Recent GamingAs usual, my gaming has generally conformed to my reading. My regular Thursday night gaming partner and I dove into a game of Blood and Roses. This game is part of the "Men of Iron" series covering the Wars of the Roses. We enjoyed it very much. I especially enjoyed that the game has no real turns. Play passes a variable number of activations back and forth between players. We played the First St. Albans scenario to a Yorkist victory in one sitting. I later played most of the Wakefield scenario from C3i Magazine solo. I found it both fun and a reasonable simulation of the battle.
David and I have been playing and replaying Blenheim 1704 from Legion Wargames. This is an unusual game that uses something called the "Seven Hex System." On the surface the game seemed light, and lacking some depth. That was a wrong impression! We needed a couple of resets to get our head around the rules. It isn't that it's too complicated. Rather the Seven Hex System challenges a fair amount of what a couple of old grogs "know" about wargames. There's a depth to this system that's very engaging. The more we understand it the more thinking we're doing over each move. The game drives this via a unique orders system. The system replicates the difficulty of ordering an 18th Century army to do anything.

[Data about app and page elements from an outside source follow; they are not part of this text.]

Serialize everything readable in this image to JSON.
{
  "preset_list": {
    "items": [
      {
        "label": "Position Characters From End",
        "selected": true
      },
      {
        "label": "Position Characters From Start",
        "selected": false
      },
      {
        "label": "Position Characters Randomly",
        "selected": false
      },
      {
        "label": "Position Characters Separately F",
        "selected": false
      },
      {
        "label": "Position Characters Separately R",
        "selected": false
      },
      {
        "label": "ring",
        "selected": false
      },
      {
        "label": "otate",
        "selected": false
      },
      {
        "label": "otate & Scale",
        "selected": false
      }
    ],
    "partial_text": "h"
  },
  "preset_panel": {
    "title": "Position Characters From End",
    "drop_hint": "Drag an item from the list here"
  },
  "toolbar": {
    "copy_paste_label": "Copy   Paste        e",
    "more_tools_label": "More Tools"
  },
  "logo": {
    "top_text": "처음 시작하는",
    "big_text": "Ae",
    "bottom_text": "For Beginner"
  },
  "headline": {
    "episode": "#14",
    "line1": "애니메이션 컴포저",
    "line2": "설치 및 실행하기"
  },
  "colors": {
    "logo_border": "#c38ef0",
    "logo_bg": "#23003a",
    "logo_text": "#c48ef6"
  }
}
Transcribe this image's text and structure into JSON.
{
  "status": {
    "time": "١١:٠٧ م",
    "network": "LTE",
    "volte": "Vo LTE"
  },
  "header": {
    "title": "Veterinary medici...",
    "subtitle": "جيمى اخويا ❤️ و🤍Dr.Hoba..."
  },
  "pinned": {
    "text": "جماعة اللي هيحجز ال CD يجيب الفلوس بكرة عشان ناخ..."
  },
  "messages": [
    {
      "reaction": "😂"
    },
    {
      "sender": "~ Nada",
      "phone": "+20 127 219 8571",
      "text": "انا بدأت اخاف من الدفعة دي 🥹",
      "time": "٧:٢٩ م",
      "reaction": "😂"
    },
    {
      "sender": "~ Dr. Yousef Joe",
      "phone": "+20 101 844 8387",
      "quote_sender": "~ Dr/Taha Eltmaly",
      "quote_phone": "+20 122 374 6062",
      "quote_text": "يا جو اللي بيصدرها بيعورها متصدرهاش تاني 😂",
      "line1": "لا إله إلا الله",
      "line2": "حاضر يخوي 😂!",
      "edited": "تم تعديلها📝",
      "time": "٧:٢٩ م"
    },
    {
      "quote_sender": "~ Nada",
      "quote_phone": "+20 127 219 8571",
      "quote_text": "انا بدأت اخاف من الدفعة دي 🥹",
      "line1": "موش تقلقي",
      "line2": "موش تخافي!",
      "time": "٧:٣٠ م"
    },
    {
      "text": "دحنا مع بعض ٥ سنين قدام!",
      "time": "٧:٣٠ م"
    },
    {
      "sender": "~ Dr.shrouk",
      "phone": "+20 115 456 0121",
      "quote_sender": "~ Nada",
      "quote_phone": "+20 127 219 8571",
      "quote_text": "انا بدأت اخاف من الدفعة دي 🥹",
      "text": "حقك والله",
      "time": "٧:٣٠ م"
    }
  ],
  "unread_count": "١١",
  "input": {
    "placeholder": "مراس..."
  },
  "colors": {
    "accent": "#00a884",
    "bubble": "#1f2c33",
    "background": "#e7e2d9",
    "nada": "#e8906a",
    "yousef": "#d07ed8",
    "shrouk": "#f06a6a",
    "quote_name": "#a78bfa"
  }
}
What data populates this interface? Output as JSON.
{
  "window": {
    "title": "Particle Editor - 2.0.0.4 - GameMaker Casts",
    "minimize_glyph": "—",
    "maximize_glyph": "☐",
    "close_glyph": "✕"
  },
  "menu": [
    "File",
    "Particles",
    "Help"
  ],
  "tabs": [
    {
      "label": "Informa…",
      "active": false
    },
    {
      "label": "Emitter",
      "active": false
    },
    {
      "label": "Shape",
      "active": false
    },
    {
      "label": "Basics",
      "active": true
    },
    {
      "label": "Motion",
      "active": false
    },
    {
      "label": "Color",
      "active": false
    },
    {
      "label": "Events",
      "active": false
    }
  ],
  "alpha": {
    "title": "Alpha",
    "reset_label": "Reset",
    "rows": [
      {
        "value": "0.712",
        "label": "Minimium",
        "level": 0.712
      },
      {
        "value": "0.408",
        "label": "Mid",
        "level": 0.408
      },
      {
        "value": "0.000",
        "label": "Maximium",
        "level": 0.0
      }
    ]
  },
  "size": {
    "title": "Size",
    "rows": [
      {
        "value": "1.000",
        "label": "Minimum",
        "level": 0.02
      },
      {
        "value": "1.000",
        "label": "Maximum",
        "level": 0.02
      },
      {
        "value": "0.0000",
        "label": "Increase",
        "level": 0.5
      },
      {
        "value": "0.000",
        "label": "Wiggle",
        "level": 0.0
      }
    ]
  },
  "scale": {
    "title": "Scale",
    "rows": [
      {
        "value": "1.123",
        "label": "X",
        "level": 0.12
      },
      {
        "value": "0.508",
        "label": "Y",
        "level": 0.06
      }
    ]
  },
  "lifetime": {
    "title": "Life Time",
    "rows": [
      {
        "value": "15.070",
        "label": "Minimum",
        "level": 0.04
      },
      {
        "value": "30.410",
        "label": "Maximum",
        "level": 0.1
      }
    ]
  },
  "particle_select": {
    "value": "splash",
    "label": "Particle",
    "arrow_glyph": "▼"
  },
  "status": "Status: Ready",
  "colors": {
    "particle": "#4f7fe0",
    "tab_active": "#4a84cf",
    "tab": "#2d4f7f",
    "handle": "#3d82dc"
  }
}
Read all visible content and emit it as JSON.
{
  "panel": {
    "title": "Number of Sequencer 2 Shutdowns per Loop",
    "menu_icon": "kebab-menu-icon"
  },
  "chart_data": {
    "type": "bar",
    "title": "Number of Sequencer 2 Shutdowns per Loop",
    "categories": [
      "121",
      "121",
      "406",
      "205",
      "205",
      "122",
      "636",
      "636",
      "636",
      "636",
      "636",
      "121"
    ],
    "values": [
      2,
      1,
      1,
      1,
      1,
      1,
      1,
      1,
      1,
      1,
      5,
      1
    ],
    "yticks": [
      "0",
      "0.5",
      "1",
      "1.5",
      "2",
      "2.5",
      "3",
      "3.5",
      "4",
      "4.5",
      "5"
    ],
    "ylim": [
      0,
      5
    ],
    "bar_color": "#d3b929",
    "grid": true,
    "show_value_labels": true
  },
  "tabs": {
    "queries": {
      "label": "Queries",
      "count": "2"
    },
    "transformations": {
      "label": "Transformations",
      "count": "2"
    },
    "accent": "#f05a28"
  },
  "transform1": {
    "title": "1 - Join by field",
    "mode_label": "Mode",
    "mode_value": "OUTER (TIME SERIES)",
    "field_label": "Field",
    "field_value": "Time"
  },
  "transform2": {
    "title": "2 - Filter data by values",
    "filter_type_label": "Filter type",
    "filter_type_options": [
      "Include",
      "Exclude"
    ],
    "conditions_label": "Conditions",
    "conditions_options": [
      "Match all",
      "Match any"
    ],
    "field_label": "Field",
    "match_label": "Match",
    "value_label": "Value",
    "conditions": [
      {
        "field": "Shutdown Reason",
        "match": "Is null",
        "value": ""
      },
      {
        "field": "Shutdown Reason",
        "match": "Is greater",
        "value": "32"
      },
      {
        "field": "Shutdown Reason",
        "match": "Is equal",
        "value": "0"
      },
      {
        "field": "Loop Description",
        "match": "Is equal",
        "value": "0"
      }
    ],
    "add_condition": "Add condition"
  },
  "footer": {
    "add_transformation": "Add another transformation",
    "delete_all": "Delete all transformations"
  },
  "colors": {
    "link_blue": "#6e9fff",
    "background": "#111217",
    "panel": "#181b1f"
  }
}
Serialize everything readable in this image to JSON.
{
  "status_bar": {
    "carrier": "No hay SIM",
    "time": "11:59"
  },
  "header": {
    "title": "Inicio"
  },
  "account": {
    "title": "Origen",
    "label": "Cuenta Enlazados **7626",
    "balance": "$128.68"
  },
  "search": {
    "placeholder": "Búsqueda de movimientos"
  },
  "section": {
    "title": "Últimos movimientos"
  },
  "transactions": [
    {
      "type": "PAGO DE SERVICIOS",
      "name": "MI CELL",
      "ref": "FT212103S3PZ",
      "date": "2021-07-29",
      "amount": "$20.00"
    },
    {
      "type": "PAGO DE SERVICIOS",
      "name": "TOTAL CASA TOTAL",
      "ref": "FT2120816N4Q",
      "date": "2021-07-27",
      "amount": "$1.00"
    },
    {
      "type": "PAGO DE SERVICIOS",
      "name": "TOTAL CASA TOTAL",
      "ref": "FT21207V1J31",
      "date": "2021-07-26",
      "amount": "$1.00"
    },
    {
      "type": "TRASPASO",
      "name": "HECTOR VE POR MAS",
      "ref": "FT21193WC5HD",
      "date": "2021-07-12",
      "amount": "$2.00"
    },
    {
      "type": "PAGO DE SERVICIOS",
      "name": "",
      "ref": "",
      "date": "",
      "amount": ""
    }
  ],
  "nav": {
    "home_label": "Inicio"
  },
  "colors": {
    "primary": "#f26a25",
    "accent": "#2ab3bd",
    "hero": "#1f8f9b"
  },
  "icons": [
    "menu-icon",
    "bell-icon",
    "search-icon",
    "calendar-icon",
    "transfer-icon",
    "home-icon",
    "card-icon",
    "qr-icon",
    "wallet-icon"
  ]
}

All is Lost Save Honour is on my computer screen via Vassal, and has been for days. I've managed to play a single turn of the first scenario. I want to like and play this game. I still find it heavy going. I spend too much time consulting the rule book to understand complicated game systems. I contrast that with Blenheim 1704. In that game once learned, the player almost never has to even look at a chart, let alone the rules. This game is descended from Zucker's NLB system, but seems to have abandoned the elegance. As far as I know this is the only thing extant that covers the Italian Wars at an operational level so I'll keep at it. I hope something will click.
Horse & MusketI've finished the game development work for Sean Chick's Horse & Musket Annual I. I've handed off to Tom and Mary at Hollandspiele, who are finishing things up for publication. We should see the Annual available soon, subject to all the variables of game publishing. There are some entertaining scenarios in this one, from a variety of authors. David Fagnand put together excellent Vassal modules for the games in the series. The quality-of-life stuff David put into these makes playing the game via Vassal more fun for me.
Next up is Horse & Matchlock, or "Volume 0" in the series. For this one we're going back before Dawn of an Era. The game covers the Thirty Years War, the Franco-Dutch War, and other battles in that general era. There will be some rule changes to better reflect the armies and weapons of that time. The core system stays pretty much the same. I'm hoping to dive into development work on this one this week.